Every line with "title" in it should be copied from the data.

===============

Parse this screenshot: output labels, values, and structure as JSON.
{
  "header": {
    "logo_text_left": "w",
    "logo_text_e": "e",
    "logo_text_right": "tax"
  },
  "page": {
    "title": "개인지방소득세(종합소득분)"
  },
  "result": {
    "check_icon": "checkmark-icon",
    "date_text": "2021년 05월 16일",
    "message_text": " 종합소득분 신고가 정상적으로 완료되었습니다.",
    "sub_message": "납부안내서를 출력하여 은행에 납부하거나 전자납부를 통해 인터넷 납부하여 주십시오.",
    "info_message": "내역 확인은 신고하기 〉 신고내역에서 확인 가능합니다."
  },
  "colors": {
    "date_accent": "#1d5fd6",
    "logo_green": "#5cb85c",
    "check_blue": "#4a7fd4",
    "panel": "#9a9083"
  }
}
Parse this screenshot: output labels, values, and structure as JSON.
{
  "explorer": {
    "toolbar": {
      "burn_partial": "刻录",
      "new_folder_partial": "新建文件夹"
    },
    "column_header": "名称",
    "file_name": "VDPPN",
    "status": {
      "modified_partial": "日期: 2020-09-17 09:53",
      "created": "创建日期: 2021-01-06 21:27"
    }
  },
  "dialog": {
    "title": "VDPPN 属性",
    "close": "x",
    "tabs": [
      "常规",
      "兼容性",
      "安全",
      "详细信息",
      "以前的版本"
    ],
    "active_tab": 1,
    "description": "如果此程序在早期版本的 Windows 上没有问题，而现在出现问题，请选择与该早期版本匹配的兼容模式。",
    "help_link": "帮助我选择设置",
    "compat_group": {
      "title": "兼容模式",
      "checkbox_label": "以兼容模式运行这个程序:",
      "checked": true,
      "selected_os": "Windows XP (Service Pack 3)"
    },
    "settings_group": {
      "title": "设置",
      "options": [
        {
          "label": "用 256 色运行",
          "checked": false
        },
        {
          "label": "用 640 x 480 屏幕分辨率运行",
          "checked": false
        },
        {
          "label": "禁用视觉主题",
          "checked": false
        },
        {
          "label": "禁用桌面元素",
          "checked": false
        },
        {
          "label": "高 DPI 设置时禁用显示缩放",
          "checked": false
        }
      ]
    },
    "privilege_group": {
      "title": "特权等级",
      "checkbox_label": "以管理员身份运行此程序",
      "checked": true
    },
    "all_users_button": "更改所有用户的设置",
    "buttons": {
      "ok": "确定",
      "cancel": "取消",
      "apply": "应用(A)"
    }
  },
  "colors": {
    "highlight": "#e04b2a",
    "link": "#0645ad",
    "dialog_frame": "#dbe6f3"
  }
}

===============

● **Answer space**:
    "title": "개인지방소득세(종합소득분)"
    "title": "VDPPN 属性",
      "title": "兼容模式",
      "title": "设置",
      "title": "特权等级",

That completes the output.